Completed reviews Intdir Early review of -04 by Bernie Volz
Iotdir Early review of -04 by Ines Robles
Opsdir Early review of -04 by Jürgen Schönwälder
Genart Last Call review of -04 by Robert Sparks
Secdir Last Call review of -04 by Sean Turner
Artart Telechat review of -04 by Eliot Lear
I would like this document reviewed for;

Internet area: focus on impacts related to internet technologies

IoT Directorate: Look for and highlight any issues that might be raised for IoT devices in this interop,

Ops: Are there any DNS operational implications to Label interop that should be raised.
Assignment Reviewer Jürgen Schönwälder
State Partially completed
Request Early review on draft-ietf-dnssd-mdns-dns-interop by Ops Directorate Assigned
Reviewed revision 04
Result Not ready
Completed 2017-03-08
Disclaimer: I regret that DNS does not use UTF-8 in its labels, to me
, as an outside observer, it seems IDNA was a big mistake.

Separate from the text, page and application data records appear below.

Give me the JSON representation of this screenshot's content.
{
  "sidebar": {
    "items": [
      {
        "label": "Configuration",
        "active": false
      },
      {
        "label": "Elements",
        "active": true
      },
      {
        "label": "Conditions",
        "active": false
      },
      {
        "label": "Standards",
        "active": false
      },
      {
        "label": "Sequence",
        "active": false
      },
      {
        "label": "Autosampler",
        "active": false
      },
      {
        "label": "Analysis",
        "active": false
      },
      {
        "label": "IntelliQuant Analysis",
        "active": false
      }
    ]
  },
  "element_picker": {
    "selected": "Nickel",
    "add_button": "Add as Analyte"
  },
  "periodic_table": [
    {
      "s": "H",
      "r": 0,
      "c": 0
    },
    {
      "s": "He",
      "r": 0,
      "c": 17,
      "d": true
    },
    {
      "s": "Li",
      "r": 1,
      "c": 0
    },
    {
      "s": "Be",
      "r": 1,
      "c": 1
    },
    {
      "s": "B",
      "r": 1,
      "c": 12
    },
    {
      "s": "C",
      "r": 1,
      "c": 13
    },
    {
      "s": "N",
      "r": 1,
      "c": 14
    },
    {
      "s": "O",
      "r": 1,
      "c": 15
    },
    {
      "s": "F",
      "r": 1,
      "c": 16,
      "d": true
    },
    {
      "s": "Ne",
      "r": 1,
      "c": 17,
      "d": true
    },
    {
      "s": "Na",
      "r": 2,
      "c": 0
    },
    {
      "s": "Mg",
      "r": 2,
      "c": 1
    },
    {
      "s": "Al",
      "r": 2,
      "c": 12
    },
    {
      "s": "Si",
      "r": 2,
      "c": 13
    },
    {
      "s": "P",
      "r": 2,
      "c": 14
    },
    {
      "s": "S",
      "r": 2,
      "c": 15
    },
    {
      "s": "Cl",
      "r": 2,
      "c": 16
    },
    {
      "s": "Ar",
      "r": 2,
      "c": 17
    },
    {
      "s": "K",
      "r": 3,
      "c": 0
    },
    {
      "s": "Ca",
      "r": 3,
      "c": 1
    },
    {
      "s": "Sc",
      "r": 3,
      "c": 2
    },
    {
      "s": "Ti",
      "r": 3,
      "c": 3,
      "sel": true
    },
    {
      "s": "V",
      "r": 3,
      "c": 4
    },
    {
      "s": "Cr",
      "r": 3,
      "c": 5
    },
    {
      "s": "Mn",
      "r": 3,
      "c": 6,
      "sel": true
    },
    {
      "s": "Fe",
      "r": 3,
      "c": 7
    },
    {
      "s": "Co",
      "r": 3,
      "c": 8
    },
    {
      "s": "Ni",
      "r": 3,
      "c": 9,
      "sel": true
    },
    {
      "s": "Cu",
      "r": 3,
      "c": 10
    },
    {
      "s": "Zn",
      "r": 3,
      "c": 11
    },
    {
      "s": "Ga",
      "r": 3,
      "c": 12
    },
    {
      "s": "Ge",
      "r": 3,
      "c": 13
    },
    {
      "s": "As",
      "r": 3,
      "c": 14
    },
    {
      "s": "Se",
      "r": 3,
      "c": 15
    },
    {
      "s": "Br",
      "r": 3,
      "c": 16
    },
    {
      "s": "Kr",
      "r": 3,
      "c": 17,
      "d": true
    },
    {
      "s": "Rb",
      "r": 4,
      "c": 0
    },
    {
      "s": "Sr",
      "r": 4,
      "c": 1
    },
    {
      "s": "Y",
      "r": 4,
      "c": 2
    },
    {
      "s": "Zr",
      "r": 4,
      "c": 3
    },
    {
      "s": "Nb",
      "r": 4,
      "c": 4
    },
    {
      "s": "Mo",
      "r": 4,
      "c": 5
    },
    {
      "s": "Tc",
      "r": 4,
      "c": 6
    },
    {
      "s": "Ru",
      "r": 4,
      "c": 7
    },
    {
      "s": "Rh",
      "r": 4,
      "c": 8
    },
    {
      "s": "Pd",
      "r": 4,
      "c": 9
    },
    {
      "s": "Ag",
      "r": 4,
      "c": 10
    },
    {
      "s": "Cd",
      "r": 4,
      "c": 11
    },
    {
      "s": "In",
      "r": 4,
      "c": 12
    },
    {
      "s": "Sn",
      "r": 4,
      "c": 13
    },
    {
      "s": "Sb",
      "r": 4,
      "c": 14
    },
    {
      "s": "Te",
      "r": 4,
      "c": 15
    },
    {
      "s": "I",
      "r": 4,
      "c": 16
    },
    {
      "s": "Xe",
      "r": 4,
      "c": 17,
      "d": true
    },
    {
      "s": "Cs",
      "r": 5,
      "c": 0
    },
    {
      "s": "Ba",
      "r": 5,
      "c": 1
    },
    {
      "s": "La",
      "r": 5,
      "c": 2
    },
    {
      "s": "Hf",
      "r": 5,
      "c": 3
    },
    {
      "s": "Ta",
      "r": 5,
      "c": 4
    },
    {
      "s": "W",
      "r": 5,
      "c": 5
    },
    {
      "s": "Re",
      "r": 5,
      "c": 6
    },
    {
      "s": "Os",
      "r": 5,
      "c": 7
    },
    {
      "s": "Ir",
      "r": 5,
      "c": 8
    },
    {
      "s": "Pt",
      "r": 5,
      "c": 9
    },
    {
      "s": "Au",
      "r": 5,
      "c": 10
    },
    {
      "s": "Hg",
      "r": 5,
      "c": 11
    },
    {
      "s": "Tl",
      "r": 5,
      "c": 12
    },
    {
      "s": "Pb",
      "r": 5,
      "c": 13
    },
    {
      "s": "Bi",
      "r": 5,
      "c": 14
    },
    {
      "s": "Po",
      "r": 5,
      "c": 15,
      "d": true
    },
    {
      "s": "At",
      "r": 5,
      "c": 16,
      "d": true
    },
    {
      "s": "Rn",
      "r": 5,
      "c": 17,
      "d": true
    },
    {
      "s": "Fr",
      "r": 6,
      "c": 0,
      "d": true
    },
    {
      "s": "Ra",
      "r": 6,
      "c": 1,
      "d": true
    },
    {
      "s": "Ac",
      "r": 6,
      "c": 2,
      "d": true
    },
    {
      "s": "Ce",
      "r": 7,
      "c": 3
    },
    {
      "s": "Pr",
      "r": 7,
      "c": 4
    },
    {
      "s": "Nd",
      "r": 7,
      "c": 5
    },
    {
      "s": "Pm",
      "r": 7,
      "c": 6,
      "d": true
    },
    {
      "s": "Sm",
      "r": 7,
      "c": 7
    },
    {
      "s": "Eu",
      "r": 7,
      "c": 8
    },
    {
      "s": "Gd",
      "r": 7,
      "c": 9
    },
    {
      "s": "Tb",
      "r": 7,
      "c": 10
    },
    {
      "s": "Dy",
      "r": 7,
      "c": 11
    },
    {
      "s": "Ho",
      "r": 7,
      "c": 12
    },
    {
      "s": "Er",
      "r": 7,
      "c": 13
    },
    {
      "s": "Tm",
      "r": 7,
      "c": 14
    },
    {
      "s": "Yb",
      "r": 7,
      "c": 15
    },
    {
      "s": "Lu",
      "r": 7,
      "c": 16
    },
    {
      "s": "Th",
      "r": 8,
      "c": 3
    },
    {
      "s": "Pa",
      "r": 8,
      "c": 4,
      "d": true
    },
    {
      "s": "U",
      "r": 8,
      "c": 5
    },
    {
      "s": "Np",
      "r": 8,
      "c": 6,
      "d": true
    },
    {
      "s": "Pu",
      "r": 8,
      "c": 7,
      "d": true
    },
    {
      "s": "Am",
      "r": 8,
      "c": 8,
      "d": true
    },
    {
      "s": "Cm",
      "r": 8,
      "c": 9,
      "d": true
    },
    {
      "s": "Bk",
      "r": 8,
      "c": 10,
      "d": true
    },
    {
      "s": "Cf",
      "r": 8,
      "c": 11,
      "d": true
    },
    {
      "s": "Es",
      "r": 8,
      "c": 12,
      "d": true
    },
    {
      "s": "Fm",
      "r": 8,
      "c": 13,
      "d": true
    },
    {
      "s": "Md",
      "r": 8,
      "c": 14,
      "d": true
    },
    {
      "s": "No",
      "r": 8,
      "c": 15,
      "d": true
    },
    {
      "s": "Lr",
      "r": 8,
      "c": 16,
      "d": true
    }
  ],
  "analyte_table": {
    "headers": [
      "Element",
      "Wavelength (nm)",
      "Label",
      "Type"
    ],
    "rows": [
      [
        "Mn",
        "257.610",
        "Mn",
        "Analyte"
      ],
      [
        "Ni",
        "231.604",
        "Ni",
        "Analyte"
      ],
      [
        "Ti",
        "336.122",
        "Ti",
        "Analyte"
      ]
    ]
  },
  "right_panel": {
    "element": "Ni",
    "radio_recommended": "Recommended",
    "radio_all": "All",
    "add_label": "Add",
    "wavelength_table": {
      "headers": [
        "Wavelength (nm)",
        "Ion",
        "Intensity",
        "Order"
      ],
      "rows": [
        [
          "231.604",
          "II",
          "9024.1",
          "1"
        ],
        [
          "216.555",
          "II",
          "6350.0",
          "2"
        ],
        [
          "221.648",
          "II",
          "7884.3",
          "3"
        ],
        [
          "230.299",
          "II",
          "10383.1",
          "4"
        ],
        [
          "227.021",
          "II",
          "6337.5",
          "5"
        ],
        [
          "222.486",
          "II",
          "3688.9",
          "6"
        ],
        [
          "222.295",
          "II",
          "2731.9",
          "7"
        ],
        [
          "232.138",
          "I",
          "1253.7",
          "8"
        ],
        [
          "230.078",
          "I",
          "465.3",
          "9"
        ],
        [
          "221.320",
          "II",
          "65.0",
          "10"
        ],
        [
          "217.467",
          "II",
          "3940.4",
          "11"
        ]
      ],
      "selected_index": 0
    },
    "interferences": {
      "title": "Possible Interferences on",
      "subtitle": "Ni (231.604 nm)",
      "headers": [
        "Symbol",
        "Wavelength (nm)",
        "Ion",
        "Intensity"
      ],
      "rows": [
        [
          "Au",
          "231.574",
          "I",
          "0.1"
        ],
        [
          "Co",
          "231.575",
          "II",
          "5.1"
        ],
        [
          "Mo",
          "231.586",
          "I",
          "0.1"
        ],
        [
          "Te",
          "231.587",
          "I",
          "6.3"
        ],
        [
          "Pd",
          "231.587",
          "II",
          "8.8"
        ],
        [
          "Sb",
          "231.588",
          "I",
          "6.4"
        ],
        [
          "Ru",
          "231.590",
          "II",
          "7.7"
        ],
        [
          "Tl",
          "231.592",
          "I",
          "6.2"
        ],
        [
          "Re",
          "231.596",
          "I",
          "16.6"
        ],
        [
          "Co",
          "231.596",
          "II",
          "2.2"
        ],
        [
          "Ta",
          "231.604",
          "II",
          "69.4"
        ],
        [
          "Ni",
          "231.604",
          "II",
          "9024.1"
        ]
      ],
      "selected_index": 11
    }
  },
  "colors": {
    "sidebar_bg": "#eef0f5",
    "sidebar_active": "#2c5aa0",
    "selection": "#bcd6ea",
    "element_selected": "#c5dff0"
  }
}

But given
the IETF standards we have, it seems one has to properly IDNA encode
UTF-8 in DNS labels. (As an outsider, I am puzzled by documents that
say that for some portions of the DNS name hierarchy this is not true
and it is left vague how to precisely determine where in the namespace
IDNA has to be used and where not.)  So now that you understand my
ignorance, I hope you understand what follows below may just be plain

In section 2, I do not understand this statement:

   The greater problem is that the "infrastructure" types of DNS service
   -- the root zone, the top-level domains, and so on -- have embraced
   IDNA and refuse registration of raw UTF-8 into their zones. As of
   this writing there is (perhaps unfortunately) no reliable way to
   discover where these sorts of DNS services end.

Not sure what this is trying to convey. Are you saying that using
plain UTF in DNS labels is OK if it is far enough from the root?  Why
would that be? I looked up RFC 6055 and I am surprised to read text
about 'intelligent (stub) resolver' there as this seems to be asking
for trouble. To me, it sounds like you are saying 'some portions of
the name hierarchy may use raw UTF-8 labels while other portions may
not and we do not tell you how to set them appart in a reliable
way'. If this is the approach, then the approach is in my personal
view broken. (And please recall the disclaimer above.)

In section 3, what does the term 'implicated' mean?

What I do not understand: Why is it desirable to treat DNS labels that
carry DNS-SD Service Instance Names different than any other labels
that may contain UTF-8 characters? If the IETF believes IDNA is the
solution for the DNS, why do we then not also use IDNA for UTF-8
DNS-SD Service Instance Names? Yes, there will be some names that will
be impossible to use but then services in the DNS (as opposed to mDNS)
are likely more infrastructure services and less so end use provided
services. And at the end, the limitation is the result of the DNS /
IDNA approach, so you get what you asked for. (Again, please recall
the disclaimer).

Back to my role as ops-dir reviewer: This document is more a kind of a
problem statement document, I do not see direct operational impact.
The trouble with DNS labels is more likely a user facing issues than
it is a network operational issue (except perhaps for helpdesk
functions, in particular in enterprise networks).

Bottom line: I am the wrong reviewer for this document. I think the
authors should specifically seek reviews and comments from people
active in the DNSOP working group.